Stacked With Talent: Is Cup Stacking the Sport of the Future?
While still relatively obscure, speed stacking, or cup stacking, has started to make a name for itself on an international scale. At the center of this growth is the World Sport Stacking Association, which organizes the game's tournaments worldwide.
You can do a lot of things with cups—and many of them don’t involve the drinking of beverages. Just ask Anna Kendrick.
Perhaps one of the more unusual ways to use a cup is the sport of cup stacking, which requires both speed and creativity. The goal of this pastime is to lay out and replace the cups as quickly as possible, as Chu-Chun Yang, of Taiwan, demonstrated when setting a world record last year in her home country:
As this clip from Ellen shows, cup stacking is harder than it looks, but those who are good at it make it look easy:
And other fans of this speed sport prefer the creative aspect of piling up the cups, as shown in this clip:
Like just about everything else that we cover at Associations Now, sport stacking has its own association, and it’s extremely well-organized.

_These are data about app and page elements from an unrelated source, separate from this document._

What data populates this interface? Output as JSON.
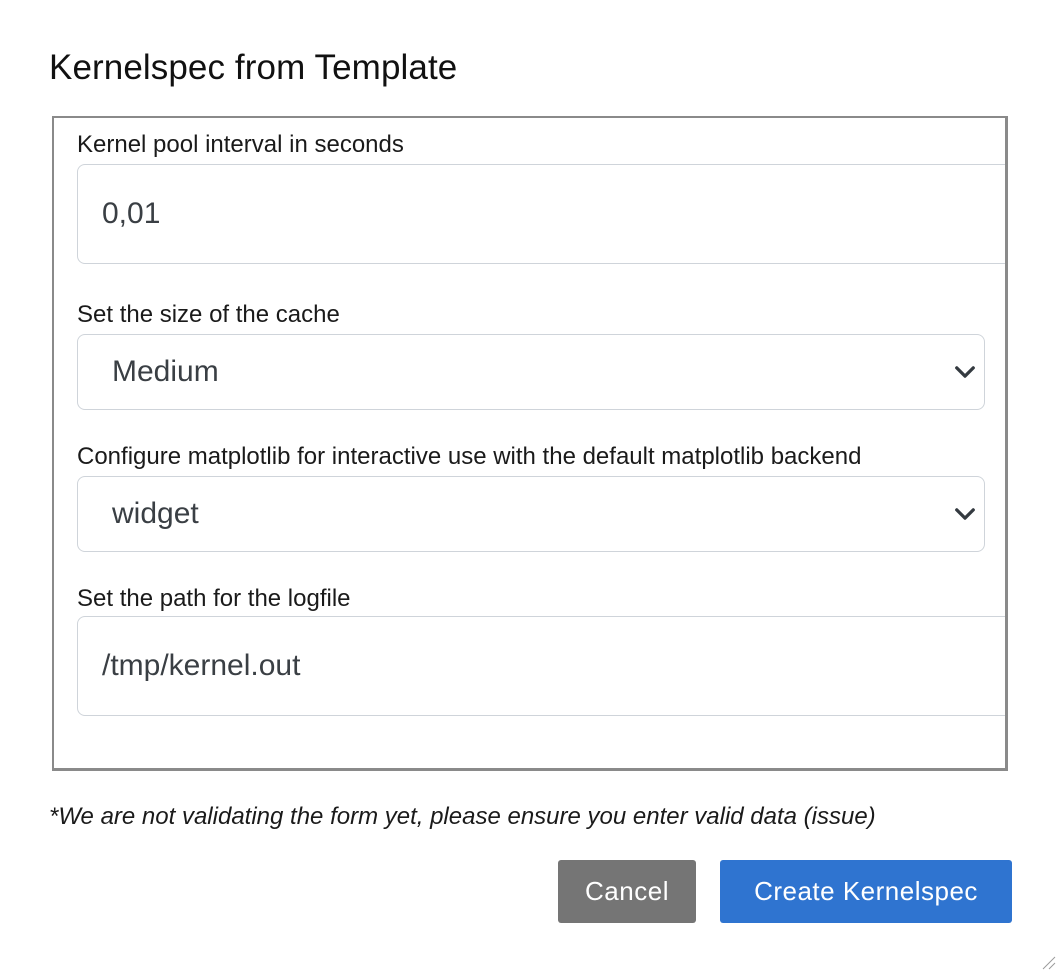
{
  "dialog": {
    "title": "Kernelspec from Template"
  },
  "form": {
    "pool_interval": {
      "label": "Kernel pool interval in seconds",
      "value": "0,01"
    },
    "cache_size": {
      "label": "Set the size of the cache",
      "selected": "Medium",
      "icon": "chevron-down-icon"
    },
    "matplotlib": {
      "label": "Configure matplotlib for interactive use with the default matplotlib backend",
      "selected": "widget",
      "icon": "chevron-down-icon"
    },
    "logfile": {
      "label": "Set the path for the logfile",
      "value": "/tmp/kernel.out"
    }
  },
  "note": "*We are not validating the form yet, please ensure you enter valid data (issue)",
  "buttons": {
    "cancel_label": "Cancel",
    "create_label": "Create Kernelspec"
  },
  "colors": {
    "primary": "#2f74d0",
    "secondary": "#757575"
  }
}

Over the weekend the World Sport Stacking Association (WSSA) hosted its annual World Sport Stacking Championships, which took place in Speichersdorf, Germany.
Founded in 2001 by the co-owners of Speed Stacks, which makes cups and related accessories, WSSA has quickly turned a hobby born from a California Boys & Girls Club into a competitive sport that receives media coverage and is now a worldwide phenomenon at schools and elsewhere.
As The New York Times reports, the association’s success in popularizing the sport hasn’t been without controversy—controversy driven by the close relationship between the association and Speed Stacks, which dominates the cup-stacking market and allows only the company’s cups to be used at its tournaments. As a result, a competing association, the International Sport Stacking Federation, was launched in 2006 by Germany-based FlashCups.
Wayne Godinet, considered to be the inventor of cup stacking as a competitive sport and the founder of Speed Stacks, told The New York Times that the sport would benefit from being governed by an independent body. But Larry Goers, who now co-owns Speed Stacks with Don Teel, says that the sport, while growing fast, isn’t even large enough at this juncture for sponsorships.
“There is no TV or media revenue associated with sport stacking, so royalties are not able to be paid for any endorsed products,” Goers told the Times. “We provide endorsers with free equipment, but mostly they get the bragging rights that come with having their name on a product line that stackers worldwide use.”
One of the players with his name on a product line is William Orrell, the top-ranked cup stacker in the world. Orrell, 17, is both a YouTube star and the 2015 WSSA world champion. (While he didn’t win overall at this year’s tournament, he came out on top in two other categories.)
When it comes to the sport, Orrell would like to see something else stack up: its credibility.
“A lot of people don’t think it is a sport,” Orrell said in an interview with the Times. “But why is stacking cups any less important than putting a ball in a hole or through a hoop?”
Top-ranked stacker William Orrell doing what he does best. (YouTube screenshot)